Esters

Esters

Esters are organic compounds that are derived from carboxylic acids.  The carboxyl group –COOH is contained in a carboxylic acid.   The hydrogen in this group is being replaced by a hydrocarbon group in esters. These hydrocarbon groups could be a methyl, ethyl, or phenyl group. Esters have a characteristic pleasant, fruity odor and are common in organic and biological materials.  They are used mostly in the flavor and fragrance industry.

Production

Esters are formed from the reaction of two reactants which are alcohols and acids in an esterification reaction.  Fischer esterification is the classic synthesis of producing esters.  This involves the treatment of carboxylic acid with an alcohol and a dehydrating agent.  Sulfuric acid serves as catalyst to hasten this esterification process.

Acyl chlorides and acid anhydrides alcoholysis is another way to produce esters.  Acyl chlorides and acid anhydrides react with alcohols to produce esters. Anydrous conditions are recommended since both acyl chlorides and acid anhydrides react with water.

Storage

Carbon, aluminum, and stainless steel tanks are suitable in storing of esters.  A storage tank lined with a baked phenolic resin should be used if there is critical product quality and if it is detrimental to produce end-use with trace iron pickup. Esters are characterized with high volatility and high flammability.  Both low boiling point and high boiling point esters should be stored under dry nitrogen to exclude air and moisture from the storage tank.

It is adequate to have transfer lines of carbon steel.  It is recommended that esters use an explosion-proof motor driven centrifugal pump.  Heating of outside tanks and lines is not necessary since esters have low freezing points and low viscosities.

Most common elastomers however are not compatible with esters.

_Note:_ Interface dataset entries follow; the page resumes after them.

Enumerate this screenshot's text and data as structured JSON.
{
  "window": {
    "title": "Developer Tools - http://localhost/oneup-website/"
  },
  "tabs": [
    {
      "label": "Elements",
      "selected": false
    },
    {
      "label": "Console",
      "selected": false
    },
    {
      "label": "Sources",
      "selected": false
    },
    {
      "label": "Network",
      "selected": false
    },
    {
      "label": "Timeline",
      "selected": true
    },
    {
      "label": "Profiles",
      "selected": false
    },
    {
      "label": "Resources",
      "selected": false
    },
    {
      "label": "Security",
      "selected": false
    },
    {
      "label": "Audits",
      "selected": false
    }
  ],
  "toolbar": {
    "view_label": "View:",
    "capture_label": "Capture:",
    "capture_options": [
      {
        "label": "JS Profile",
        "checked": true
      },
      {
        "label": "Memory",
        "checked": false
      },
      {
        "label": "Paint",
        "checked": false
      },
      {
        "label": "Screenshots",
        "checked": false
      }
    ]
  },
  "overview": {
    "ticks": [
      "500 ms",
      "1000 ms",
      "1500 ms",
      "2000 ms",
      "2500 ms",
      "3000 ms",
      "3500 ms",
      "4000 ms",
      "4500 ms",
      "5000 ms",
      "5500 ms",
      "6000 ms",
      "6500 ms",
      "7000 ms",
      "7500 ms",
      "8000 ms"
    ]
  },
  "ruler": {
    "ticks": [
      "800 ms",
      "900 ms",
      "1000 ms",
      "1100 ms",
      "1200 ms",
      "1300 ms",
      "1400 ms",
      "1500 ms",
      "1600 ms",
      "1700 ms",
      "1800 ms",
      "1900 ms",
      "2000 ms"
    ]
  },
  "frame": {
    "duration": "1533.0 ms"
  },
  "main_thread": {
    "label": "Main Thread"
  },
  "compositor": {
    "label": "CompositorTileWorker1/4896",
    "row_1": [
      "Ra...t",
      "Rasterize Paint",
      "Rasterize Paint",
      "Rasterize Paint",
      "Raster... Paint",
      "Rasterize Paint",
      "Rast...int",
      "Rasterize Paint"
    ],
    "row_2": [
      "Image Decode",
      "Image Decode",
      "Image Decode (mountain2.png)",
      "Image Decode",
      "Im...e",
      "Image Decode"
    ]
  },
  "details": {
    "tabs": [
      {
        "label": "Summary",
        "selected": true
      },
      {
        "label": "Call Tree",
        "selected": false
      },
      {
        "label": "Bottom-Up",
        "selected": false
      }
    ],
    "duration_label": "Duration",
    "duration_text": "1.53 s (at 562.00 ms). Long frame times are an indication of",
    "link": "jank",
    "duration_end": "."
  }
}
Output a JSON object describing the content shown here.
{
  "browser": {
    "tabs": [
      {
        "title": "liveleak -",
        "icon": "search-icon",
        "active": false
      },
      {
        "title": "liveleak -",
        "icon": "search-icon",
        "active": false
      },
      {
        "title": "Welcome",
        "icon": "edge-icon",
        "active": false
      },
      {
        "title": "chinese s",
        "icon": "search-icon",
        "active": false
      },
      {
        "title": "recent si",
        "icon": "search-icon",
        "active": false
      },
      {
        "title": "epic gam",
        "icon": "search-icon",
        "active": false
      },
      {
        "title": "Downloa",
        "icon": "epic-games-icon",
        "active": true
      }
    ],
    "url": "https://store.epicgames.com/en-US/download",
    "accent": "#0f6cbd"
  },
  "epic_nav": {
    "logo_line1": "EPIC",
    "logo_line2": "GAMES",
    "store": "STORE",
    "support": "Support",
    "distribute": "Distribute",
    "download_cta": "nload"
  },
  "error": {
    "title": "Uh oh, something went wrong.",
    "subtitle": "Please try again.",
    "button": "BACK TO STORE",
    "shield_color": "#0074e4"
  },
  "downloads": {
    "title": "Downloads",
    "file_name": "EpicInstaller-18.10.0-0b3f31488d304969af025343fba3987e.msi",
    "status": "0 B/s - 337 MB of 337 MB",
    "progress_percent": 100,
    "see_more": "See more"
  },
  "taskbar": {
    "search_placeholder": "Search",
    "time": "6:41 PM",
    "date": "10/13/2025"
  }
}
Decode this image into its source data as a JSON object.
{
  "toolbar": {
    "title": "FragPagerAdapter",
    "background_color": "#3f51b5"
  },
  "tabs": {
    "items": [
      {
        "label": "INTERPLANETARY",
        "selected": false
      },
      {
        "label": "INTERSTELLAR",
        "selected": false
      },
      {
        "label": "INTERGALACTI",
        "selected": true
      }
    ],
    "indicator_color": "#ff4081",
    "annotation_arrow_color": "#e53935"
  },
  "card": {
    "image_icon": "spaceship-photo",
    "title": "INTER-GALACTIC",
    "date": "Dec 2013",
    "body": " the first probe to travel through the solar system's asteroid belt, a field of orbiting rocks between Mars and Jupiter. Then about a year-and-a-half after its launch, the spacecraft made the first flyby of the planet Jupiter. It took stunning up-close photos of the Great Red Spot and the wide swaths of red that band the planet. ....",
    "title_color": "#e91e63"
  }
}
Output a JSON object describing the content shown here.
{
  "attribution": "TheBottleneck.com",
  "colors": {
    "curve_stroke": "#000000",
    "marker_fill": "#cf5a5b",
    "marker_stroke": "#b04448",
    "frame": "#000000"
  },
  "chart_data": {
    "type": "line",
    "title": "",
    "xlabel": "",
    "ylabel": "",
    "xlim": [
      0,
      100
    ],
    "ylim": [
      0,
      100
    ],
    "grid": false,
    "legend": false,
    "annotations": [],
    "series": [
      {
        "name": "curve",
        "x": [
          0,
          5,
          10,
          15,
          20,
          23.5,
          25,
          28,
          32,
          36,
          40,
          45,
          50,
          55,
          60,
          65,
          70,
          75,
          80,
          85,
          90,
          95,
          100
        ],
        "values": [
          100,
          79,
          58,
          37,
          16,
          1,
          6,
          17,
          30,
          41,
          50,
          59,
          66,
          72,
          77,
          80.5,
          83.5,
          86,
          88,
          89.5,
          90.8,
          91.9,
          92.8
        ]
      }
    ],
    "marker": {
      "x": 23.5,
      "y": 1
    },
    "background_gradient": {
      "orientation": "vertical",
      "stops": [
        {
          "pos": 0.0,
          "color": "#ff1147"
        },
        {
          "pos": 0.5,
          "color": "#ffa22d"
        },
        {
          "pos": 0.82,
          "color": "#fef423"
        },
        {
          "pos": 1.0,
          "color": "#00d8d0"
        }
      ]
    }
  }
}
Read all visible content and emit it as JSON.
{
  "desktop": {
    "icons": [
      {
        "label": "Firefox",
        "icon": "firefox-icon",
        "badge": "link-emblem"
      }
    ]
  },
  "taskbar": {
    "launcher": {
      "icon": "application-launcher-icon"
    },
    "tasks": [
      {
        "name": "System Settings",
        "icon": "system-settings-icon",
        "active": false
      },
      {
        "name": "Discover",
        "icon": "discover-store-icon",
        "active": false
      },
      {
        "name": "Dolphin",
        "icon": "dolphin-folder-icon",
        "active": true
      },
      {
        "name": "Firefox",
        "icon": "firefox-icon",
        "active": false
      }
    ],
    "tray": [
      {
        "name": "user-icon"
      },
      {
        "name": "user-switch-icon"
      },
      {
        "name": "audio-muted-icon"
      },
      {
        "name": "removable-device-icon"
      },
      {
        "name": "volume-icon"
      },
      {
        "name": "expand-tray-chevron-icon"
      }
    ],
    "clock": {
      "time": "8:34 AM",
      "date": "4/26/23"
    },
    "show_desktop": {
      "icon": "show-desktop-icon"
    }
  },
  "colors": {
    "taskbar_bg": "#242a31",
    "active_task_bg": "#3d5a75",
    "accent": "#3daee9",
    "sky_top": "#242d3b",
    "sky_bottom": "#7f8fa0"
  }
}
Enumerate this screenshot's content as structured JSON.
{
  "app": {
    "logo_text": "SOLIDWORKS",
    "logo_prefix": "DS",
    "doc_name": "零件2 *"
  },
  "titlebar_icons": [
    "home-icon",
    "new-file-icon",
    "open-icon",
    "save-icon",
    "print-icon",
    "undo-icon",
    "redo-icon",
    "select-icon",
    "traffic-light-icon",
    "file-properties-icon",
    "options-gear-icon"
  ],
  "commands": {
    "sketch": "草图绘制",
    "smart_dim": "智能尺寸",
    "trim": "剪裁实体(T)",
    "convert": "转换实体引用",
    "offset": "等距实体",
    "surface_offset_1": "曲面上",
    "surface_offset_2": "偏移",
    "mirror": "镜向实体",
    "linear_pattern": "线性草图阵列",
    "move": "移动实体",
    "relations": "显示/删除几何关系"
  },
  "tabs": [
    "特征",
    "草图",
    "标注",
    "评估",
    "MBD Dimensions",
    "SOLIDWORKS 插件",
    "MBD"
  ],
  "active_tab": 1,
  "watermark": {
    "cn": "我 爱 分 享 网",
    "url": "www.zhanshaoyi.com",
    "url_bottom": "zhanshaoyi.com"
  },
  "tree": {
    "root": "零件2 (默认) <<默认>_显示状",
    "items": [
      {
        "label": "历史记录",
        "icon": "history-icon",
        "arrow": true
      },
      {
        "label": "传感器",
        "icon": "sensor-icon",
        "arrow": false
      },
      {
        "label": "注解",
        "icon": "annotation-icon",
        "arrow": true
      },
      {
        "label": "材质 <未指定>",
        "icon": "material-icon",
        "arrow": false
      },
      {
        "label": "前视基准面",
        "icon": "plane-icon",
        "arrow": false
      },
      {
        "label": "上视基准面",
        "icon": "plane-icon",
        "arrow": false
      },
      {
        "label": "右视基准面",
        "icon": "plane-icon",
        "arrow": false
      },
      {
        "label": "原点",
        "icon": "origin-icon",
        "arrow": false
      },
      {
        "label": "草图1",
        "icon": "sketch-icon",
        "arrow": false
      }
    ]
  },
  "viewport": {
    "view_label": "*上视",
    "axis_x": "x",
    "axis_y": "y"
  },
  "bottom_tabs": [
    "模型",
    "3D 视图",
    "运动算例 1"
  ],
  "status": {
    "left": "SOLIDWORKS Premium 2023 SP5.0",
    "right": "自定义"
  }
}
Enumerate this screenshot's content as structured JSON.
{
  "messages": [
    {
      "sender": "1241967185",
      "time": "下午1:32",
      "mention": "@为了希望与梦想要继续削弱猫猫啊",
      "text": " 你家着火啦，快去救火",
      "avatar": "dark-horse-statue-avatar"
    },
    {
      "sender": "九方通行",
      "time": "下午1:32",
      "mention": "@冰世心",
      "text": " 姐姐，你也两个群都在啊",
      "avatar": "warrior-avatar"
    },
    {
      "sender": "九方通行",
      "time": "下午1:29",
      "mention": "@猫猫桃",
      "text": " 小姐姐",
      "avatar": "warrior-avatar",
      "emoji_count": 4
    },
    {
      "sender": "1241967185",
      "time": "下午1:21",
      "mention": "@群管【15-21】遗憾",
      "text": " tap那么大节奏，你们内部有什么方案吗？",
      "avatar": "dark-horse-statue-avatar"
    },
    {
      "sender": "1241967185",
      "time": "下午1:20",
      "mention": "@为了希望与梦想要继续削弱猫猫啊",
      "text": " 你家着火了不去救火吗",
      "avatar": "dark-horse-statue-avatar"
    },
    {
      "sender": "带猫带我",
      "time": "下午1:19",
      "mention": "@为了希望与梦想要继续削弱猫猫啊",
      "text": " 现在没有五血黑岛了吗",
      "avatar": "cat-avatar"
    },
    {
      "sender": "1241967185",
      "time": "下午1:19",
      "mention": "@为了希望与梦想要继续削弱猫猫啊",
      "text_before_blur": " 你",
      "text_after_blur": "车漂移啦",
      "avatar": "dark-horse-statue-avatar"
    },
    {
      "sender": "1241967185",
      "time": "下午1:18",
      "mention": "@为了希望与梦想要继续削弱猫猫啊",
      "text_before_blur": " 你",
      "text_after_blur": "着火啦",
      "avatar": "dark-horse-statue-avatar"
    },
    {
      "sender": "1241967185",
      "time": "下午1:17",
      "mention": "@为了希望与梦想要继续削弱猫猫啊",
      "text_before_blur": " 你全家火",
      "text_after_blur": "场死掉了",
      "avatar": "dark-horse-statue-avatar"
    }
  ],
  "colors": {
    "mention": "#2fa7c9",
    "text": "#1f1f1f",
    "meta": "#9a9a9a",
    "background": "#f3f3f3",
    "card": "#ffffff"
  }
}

Uses

Production of perfumes, essential oils, and pheromones use a wide variety of esters.  A few number of esters have been useful in severe applications on the environment when it comes to synthetic lubrication.

Esters low temperature flowability and clean high temperature operation has brought their exclusive use in jet engine lubricants.  Esters also play a role as synthetic refrigeration lubricants in CFC replacement refrigerants.  Low and high temperature performance is improved with the miscibility of esters with HFC because of their characteristic  branching and polarity.

Esters are widely used in automotive applications.  Due to higher lubrication properties, esters usually are combined with Polyalphaolefins (PAOs) in full synthetic motor oils to solubilize additives, balance the effect on seals, reduce volatility, and improve efficiency of energy.